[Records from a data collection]
· · · · · · ·
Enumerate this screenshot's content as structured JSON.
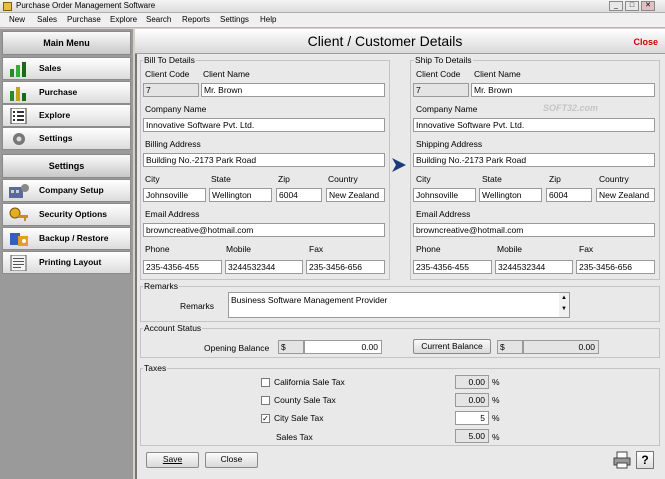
{
  "window": {
    "title": "Purchase Order Management Software"
  },
  "menu": [
    "New",
    "Sales",
    "Purchase",
    "Explore",
    "Search",
    "Reports",
    "Settings",
    "Help"
  ],
  "sidebar": {
    "main_header": "Main Menu",
    "main_items": [
      "Sales",
      "Purchase",
      "Explore",
      "Settings"
    ],
    "settings_header": "Settings",
    "settings_items": [
      "Company Setup",
      "Security Options",
      "Backup / Restore",
      "Printing Layout"
    ]
  },
  "page": {
    "title": "Client / Customer Details",
    "close_label": "Close"
  },
  "bill_to": {
    "group_label": "Bill To Details",
    "client_code_label": "Client Code",
    "client_code": "7",
    "client_name_label": "Client Name",
    "client_name": "Mr. Brown",
    "company_name_label": "Company Name",
    "company_name": "Innovative Software Pvt. Ltd.",
    "address_label": "Billing Address",
    "address": "Building No.-2173 Park Road",
    "city_label": "City",
    "city": "Johnsoville",
    "state_label": "State",
    "state": "Wellington",
    "zip_label": "Zip",
    "zip": "6004",
    "country_label": "Country",
    "country": "New Zealand",
    "email_label": "Email Address",
    "email": "browncreative@hotmail.com",
    "phone_label": "Phone",
    "phone": "235-4356-455",
    "mobile_label": "Mobile",
    "mobile": "3244532344",
    "fax_label": "Fax",
    "fax": "235-3456-656"
  },
  "ship_to": {
    "group_label": "Ship To Details",
    "client_code_label": "Client Code",
    "client_code": "7",
    "client_name_label": "Client Name",
    "client_name": "Mr. Brown",
    "company_name_label": "Company Name",
    "company_name": "Innovative Software Pvt. Ltd.",
    "address_label": "Shipping Address",
    "address": "Building No.-2173 Park Road",
    "city_label": "City",
    "city": "Johnsoville",
    "state_label": "State",
    "state": "Wellington",
    "zip_label": "Zip",
    "zip": "6004",
    "country_label": "Country",
    "country": "New Zealand",
    "email_label": "Email Address",
    "email": "browncreative@hotmail.com",
    "phone_label": "Phone",
    "phone": "235-4356-455",
    "mobile_label": "Mobile",
    "mobile": "3244532344",
    "fax_label": "Fax",
    "fax": "235-3456-656"
  },
  "watermark": "SOFT32.com",
  "remarks": {
    "group_label": "Remarks",
    "label": "Remarks",
    "value": "Business Software Management Provider"
  },
  "account": {
    "group_label": "Account Status",
    "opening_label": "Opening Balance",
    "currency": "$",
    "opening_value": "0.00",
    "current_button": "Current Balance",
    "current_value": "0.00"
  },
  "taxes": {
    "group_label": "Taxes",
    "items": [
      {
        "label": "California Sale Tax",
        "checked": false,
        "value": "0.00",
        "unit": "%"
      },
      {
        "label": "County Sale Tax",
        "checked": false,
        "value": "0.00",
        "unit": "%"
      },
      {
        "label": "City Sale Tax",
        "checked": true,
        "value": "5",
        "unit": "%"
      }
    ],
    "sales_tax_label": "Sales Tax",
    "sales_tax_value": "5.00",
    "sales_tax_unit": "%"
  },
  "footer": {
    "save": "Save",
    "close": "Close"
  },
  "colors": {
    "close_text": "#d00000",
    "arrow": "#1a3a7a"
  }
}
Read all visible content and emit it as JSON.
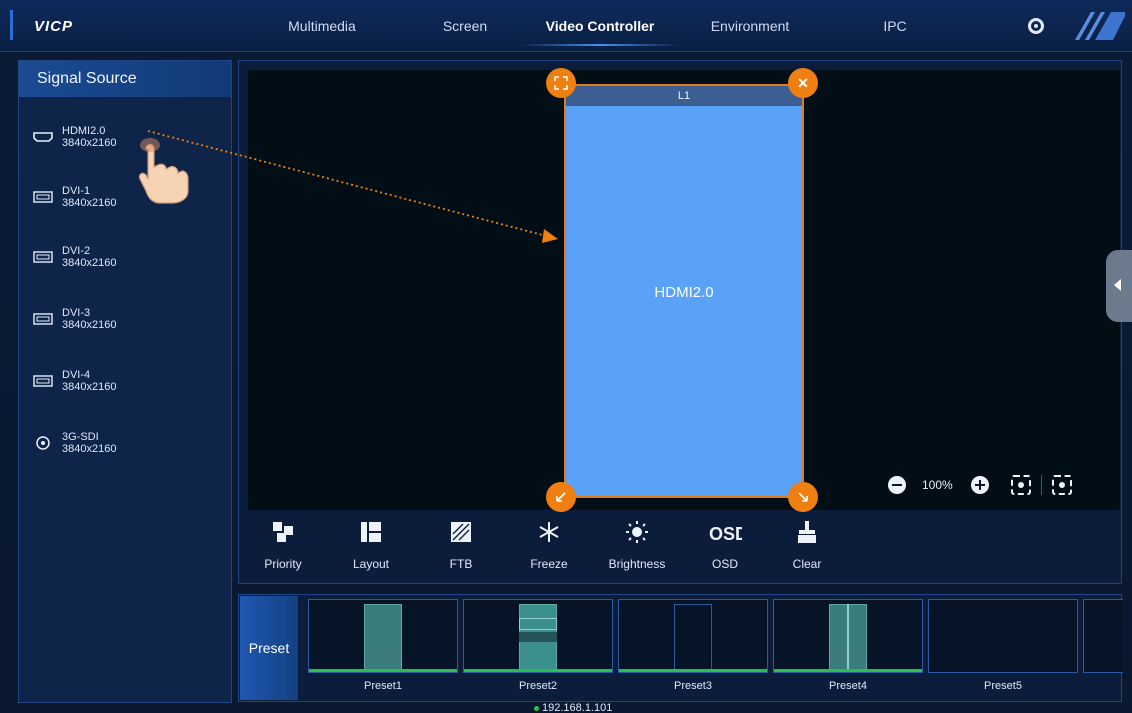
{
  "app": {
    "brand": "VICP"
  },
  "nav": {
    "items": [
      {
        "label": "Multimedia"
      },
      {
        "label": "Screen"
      },
      {
        "label": "Video Controller"
      },
      {
        "label": "Environment"
      },
      {
        "label": "IPC"
      }
    ],
    "active_index": 2
  },
  "signal_source": {
    "title": "Signal Source",
    "items": [
      {
        "name": "HDMI2.0",
        "res": "3840x2160",
        "icon": "hdmi-icon"
      },
      {
        "name": "DVI-1",
        "res": "3840x2160",
        "icon": "dvi-icon"
      },
      {
        "name": "DVI-2",
        "res": "3840x2160",
        "icon": "dvi-icon"
      },
      {
        "name": "DVI-3",
        "res": "3840x2160",
        "icon": "dvi-icon"
      },
      {
        "name": "DVI-4",
        "res": "3840x2160",
        "icon": "dvi-icon"
      },
      {
        "name": "3G-SDI",
        "res": "3840x2160",
        "icon": "sdi-icon"
      }
    ]
  },
  "canvas": {
    "layer": {
      "title": "L1",
      "source": "HDMI2.0",
      "fill": "#5aa2f7",
      "border": "#e07b1d"
    },
    "zoom": "100%"
  },
  "tools": [
    {
      "label": "Priority",
      "icon": "priority-icon"
    },
    {
      "label": "Layout",
      "icon": "layout-icon"
    },
    {
      "label": "FTB",
      "icon": "ftb-icon"
    },
    {
      "label": "Freeze",
      "icon": "snowflake-icon"
    },
    {
      "label": "Brightness",
      "icon": "sun-icon"
    },
    {
      "label": "OSD",
      "icon": "osd-icon"
    },
    {
      "label": "Clear",
      "icon": "broom-icon"
    }
  ],
  "presets": {
    "tag": "Preset",
    "items": [
      {
        "label": "Preset1",
        "active": true
      },
      {
        "label": "Preset2",
        "active": true
      },
      {
        "label": "Preset3",
        "active": true
      },
      {
        "label": "Preset4",
        "active": true
      },
      {
        "label": "Preset5",
        "active": false
      }
    ]
  },
  "status": {
    "ip": "192.168.1.101"
  },
  "colors": {
    "accent": "#2c6dd6",
    "handle": "#f07f11",
    "active_green": "#27c14a"
  }
}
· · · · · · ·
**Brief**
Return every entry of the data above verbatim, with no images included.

**Result below**
Enumerate this screenshot's content as structured JSON.
{
  "window": {
    "title": "Purchase Order Management Software"
  },
  "menu": [
    "New",
    "Sales",
    "Purchase",
    "Explore",
    "Search",
    "Reports",
    "Settings",
    "Help"
  ],
  "sidebar": {
    "main_header": "Main Menu",
    "main_items": [
      "Sales",
      "Purchase",
      "Explore",
      "Settings"
    ],
    "settings_header": "Settings",
    "settings_items": [
      "Company Setup",
      "Security Options",
      "Backup / Restore",
      "Printing Layout"
    ]
  },
  "page": {
    "title": "Client / Customer Details",
    "close_label": "Close"
  },
  "bill_to": {
    "group_label": "Bill To Details",
    "client_code_label": "Client Code",
    "client_code": "7",
    "client_name_label": "Client Name",
    "client_name": "Mr. Brown",
    "company_name_label": "Company Name",
    "company_name": "Innovative Software Pvt. Ltd.",
    "address_label": "Billing Address",
    "address": "Building No.-2173 Park Road",
    "city_label": "City",
    "city": "Johnsoville",
    "state_label": "State",
    "state": "Wellington",
    "zip_label": "Zip",
    "zip": "6004",
    "country_label": "Country",
    "country": "New Zealand",
    "email_label": "Email Address",
    "email": "browncreative@hotmail.com",
    "phone_label": "Phone",
    "phone": "235-4356-455",
    "mobile_label": "Mobile",
    "mobile": "3244532344",
    "fax_label": "Fax",
    "fax": "235-3456-656"
  },
  "ship_to": {
    "group_label": "Ship To Details",
    "client_code_label": "Client Code",
    "client_code": "7",
    "client_name_label": "Client Name",
    "client_name": "Mr. Brown",
    "company_name_label": "Company Name",
    "company_name": "Innovative Software Pvt. Ltd.",
    "address_label": "Shipping Address",
    "address": "Building No.-2173 Park Road",
    "city_label": "City",
    "city": "Johnsoville",
    "state_label": "State",
    "state": "Wellington",
    "zip_label": "Zip",
    "zip": "6004",
    "country_label": "Country",
    "country": "New Zealand",
    "email_label": "Email Address",
    "email": "browncreative@hotmail.com",
    "phone_label": "Phone",
    "phone": "235-4356-455",
    "mobile_label": "Mobile",
    "mobile": "3244532344",
    "fax_label": "Fax",
    "fax": "235-3456-656"
  },
  "watermark": "SOFT32.com",
  "remarks": {
    "group_label": "Remarks",
    "label": "Remarks",
    "value": "Business Software Management Provider"
  },
  "account": {
    "group_label": "Account Status",
    "opening_label": "Opening Balance",
    "currency": "$",
    "opening_value": "0.00",
    "current_button": "Current Balance",
    "current_value": "0.00"
  },
  "taxes": {
    "group_label": "Taxes",
    "items": [
      {
        "label": "California Sale Tax",
        "checked": false,
        "value": "0.00",
        "unit": "%"
      },
      {
        "label": "County Sale Tax",
        "checked": false,
        "value": "0.00",
        "unit": "%"
      },
      {
        "label": "City Sale Tax",
        "checked": true,
        "value": "5",
        "unit": "%"
      }
    ],
    "sales_tax_label": "Sales Tax",
    "sales_tax_value": "5.00",
    "sales_tax_unit": "%"
  },
  "footer": {
    "save": "Save",
    "close": "Close"
  },
  "colors": {
    "close_text": "#d00000",
    "arrow": "#1a3a7a"
  }
}
Read all visible content and emit it as JSON.
{
  "app": {
    "brand": "VICP"
  },
  "nav": {
    "items": [
      {
        "label": "Multimedia"
      },
      {
        "label": "Screen"
      },
      {
        "label": "Video Controller"
      },
      {
        "label": "Environment"
      },
      {
        "label": "IPC"
      }
    ],
    "active_index": 2
  },
  "signal_source": {
    "title": "Signal Source",
    "items": [
      {
        "name": "HDMI2.0",
        "res": "3840x2160",
        "icon": "hdmi-icon"
      },
      {
        "name": "DVI-1",
        "res": "3840x2160",
        "icon": "dvi-icon"
      },
      {
        "name": "DVI-2",
        "res": "3840x2160",
        "icon": "dvi-icon"
      },
      {
        "name": "DVI-3",
        "res": "3840x2160",
        "icon": "dvi-icon"
      },
      {
        "name": "DVI-4",
        "res": "3840x2160",
        "icon": "dvi-icon"
      },
      {
        "name": "3G-SDI",
        "res": "3840x2160",
        "icon": "sdi-icon"
      }
    ]
  },
  "canvas": {
    "layer": {
      "title": "L1",
      "source": "HDMI2.0",
      "fill": "#5aa2f7",
      "border": "#e07b1d"
    },
    "zoom": "100%"
  },
  "tools": [
    {
      "label": "Priority",
      "icon": "priority-icon"
    },
    {
      "label": "Layout",
      "icon": "layout-icon"
    },
    {
      "label": "FTB",
      "icon": "ftb-icon"
    },
    {
      "label": "Freeze",
      "icon": "snowflake-icon"
    },
    {
      "label": "Brightness",
      "icon": "sun-icon"
    },
    {
      "label": "OSD",
      "icon": "osd-icon"
    },
    {
      "label": "Clear",
      "icon": "broom-icon"
    }
  ],
  "presets": {
    "tag": "Preset",
    "items": [
      {
        "label": "Preset1",
        "active": true
      },
      {
        "label": "Preset2",
        "active": true
      },
      {
        "label": "Preset3",
        "active": true
      },
      {
        "label": "Preset4",
        "active": true
      },
      {
        "label": "Preset5",
        "active": false
      }
    ]
  },
  "status": {
    "ip": "192.168.1.101"
  },
  "colors": {
    "accent": "#2c6dd6",
    "handle": "#f07f11",
    "active_green": "#27c14a"
  }
}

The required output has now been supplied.